The Fifth Circuit declared Title VII does not include protections based on sexual orientation even though it was not essential to its disposition of the case.
Nicole Wittmer, a transgender woman, applied for a position with Phillips 66. She underwent four interviews (including one in person) and was offered the position provided she passed a background check. Phillips 66 notified her the background check came back with an issue; she had misrepresented her employment status by failing to disclose her termination by her previous employer. Wittmer sent an email to human resources, accusing the company of transgender discrimination.
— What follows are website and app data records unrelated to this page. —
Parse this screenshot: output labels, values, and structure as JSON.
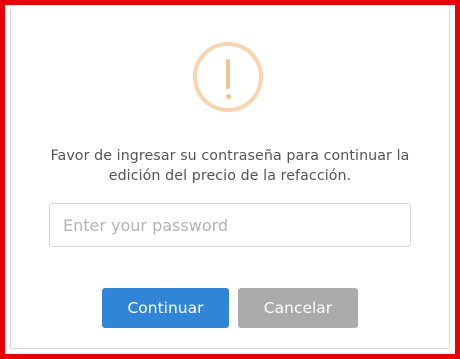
{
  "dialog": {
    "icon": "warning-exclamation-icon",
    "message": "Favor de ingresar su contraseña para continuar la edición del precio de la refacción.",
    "password_input": {
      "value": "",
      "placeholder": "Enter your password"
    },
    "confirm_label": "Continuar",
    "cancel_label": "Cancelar"
  },
  "colors": {
    "frame_border": "#e8000b",
    "icon": "#f8bb86",
    "confirm_button": "#3085d6",
    "cancel_button": "#aaaaaa",
    "text": "#545454"
  }
}
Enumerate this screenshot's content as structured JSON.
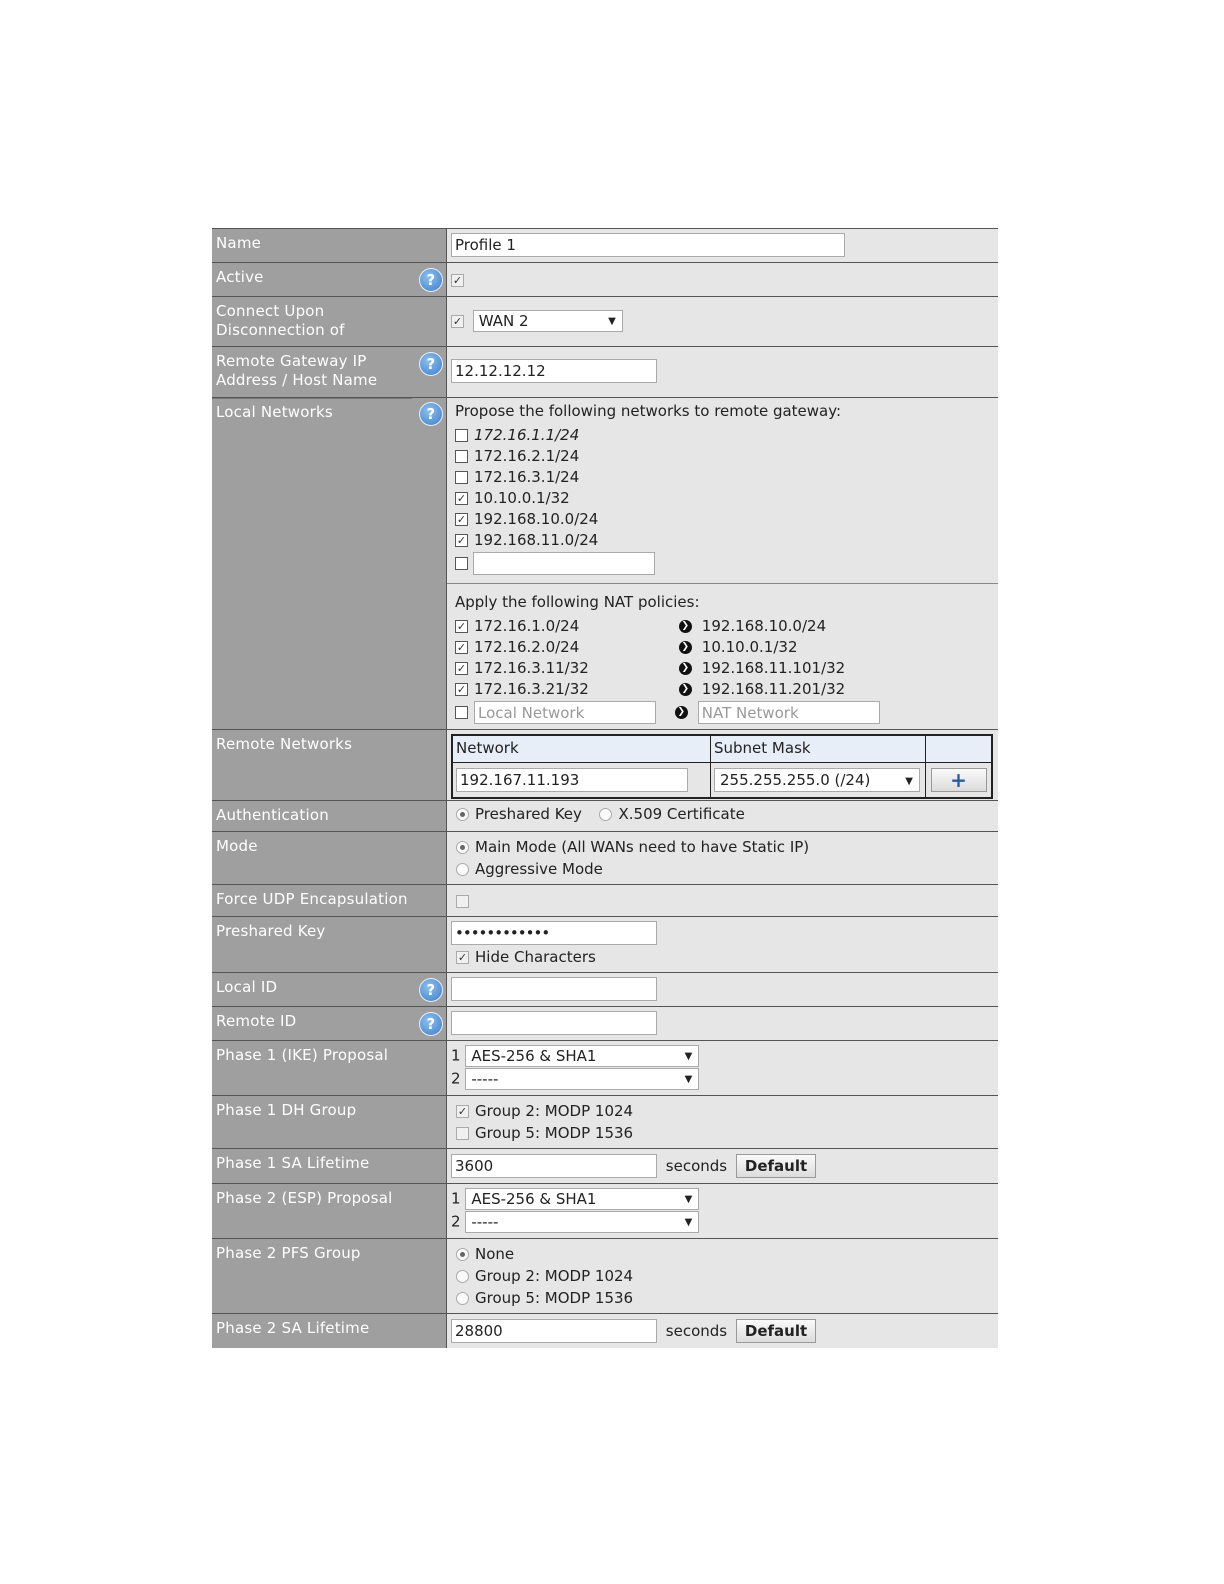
{
  "name": {
    "label": "Name",
    "value": "Profile 1"
  },
  "active": {
    "label": "Active",
    "checked": true
  },
  "connect": {
    "label": "Connect Upon Disconnection of",
    "label_line1": "Connect Upon",
    "label_line2": "Disconnection of",
    "checked": true,
    "wan": "WAN 2"
  },
  "remote_gateway": {
    "label_line1": "Remote Gateway IP",
    "label_line2": "Address / Host Name",
    "value": "12.12.12.12"
  },
  "local_networks": {
    "label": "Local Networks",
    "propose_heading": "Propose the following networks to remote gateway:",
    "networks": [
      {
        "value": "172.16.1.1/24",
        "checked": false
      },
      {
        "value": "172.16.2.1/24",
        "checked": false
      },
      {
        "value": "172.16.3.1/24",
        "checked": false
      },
      {
        "value": "10.10.0.1/32",
        "checked": true
      },
      {
        "value": "192.168.10.0/24",
        "checked": true
      },
      {
        "value": "192.168.11.0/24",
        "checked": true
      }
    ],
    "nat_heading": "Apply the following NAT policies:",
    "nat": [
      {
        "local": "172.16.1.0/24",
        "nat": "192.168.10.0/24",
        "checked": true
      },
      {
        "local": "172.16.2.0/24",
        "nat": "10.10.0.1/32",
        "checked": true
      },
      {
        "local": "172.16.3.11/32",
        "nat": "192.168.11.101/32",
        "checked": true
      },
      {
        "local": "172.16.3.21/32",
        "nat": "192.168.11.201/32",
        "checked": true
      }
    ],
    "local_placeholder": "Local Network",
    "nat_placeholder": "NAT Network"
  },
  "remote_networks": {
    "label": "Remote Networks",
    "col_network": "Network",
    "col_mask": "Subnet Mask",
    "network_value": "192.167.11.193",
    "mask_value": "255.255.255.0 (/24)",
    "add_symbol": "+"
  },
  "authentication": {
    "label": "Authentication",
    "opt1": "Preshared Key",
    "opt2": "X.509 Certificate",
    "selected": "Preshared Key"
  },
  "mode": {
    "label": "Mode",
    "opt1": "Main Mode (All WANs need to have Static IP)",
    "opt2": "Aggressive Mode",
    "selected": "Main Mode"
  },
  "force_udp": {
    "label": "Force UDP Encapsulation",
    "checked": false
  },
  "preshared_key": {
    "label": "Preshared Key",
    "value": "••••••••••••",
    "hide_label": "Hide Characters",
    "hide_checked": true
  },
  "local_id": {
    "label": "Local ID",
    "value": ""
  },
  "remote_id": {
    "label": "Remote ID",
    "value": ""
  },
  "phase1_proposal": {
    "label": "Phase 1 (IKE) Proposal",
    "n1": "1",
    "v1": "AES-256 & SHA1",
    "n2": "2",
    "v2": "-----"
  },
  "phase1_dh": {
    "label": "Phase 1 DH Group",
    "opt1": "Group 2: MODP 1024",
    "opt1_checked": true,
    "opt2": "Group 5: MODP 1536",
    "opt2_checked": false
  },
  "phase1_sa": {
    "label": "Phase 1 SA Lifetime",
    "value": "3600",
    "unit": "seconds",
    "default_btn": "Default"
  },
  "phase2_proposal": {
    "label": "Phase 2 (ESP) Proposal",
    "n1": "1",
    "v1": "AES-256 & SHA1",
    "n2": "2",
    "v2": "-----"
  },
  "phase2_pfs": {
    "label": "Phase 2 PFS Group",
    "opt1": "None",
    "opt2": "Group 2: MODP 1024",
    "opt3": "Group 5: MODP 1536",
    "selected": "None"
  },
  "phase2_sa": {
    "label": "Phase 2 SA Lifetime",
    "value": "28800",
    "unit": "seconds",
    "default_btn": "Default"
  },
  "icons": {
    "help": "?",
    "check": "✓",
    "dropdown": "▼",
    "arrow": "❯"
  },
  "colors": {
    "label_bg": "#9f9f9f",
    "value_bg": "#e6e6e6",
    "help_blue": "#3b7dc8",
    "plus_blue": "#2c5aa0"
  }
}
Four days later, her job offer was rescinded.
Wittmer alleged discrimination in violation of Title VII. The district court, in ruling on a summary judgment motion by Phillips 66, stated that Title VII prohibited transgender discrimination, noting a lack of precedent by the circuit court on the issue. However, the court dismissed the case because Wittmer failed to show discrimination was the reason for her rescinded job offer. In taking up the appeal, the Fifth Circuit Court of Appeals pointedly noted it had “addressed the issue” through its prior decision finding Title VII did not offer protection from sexual orientation discrimination. Nevertheless, the circuit court affirmed the dismissal on the grounds that Wittmer failed to meet the basic requirements for a discrimination case. She did not show non-transgender applicants were treated more favorably than she and thus the job rescission was pretextual. Notably, Phillips 66 chose not to argue against Title VII protection but rather focused on Wittmer’s lack of evidence regarding discrimination.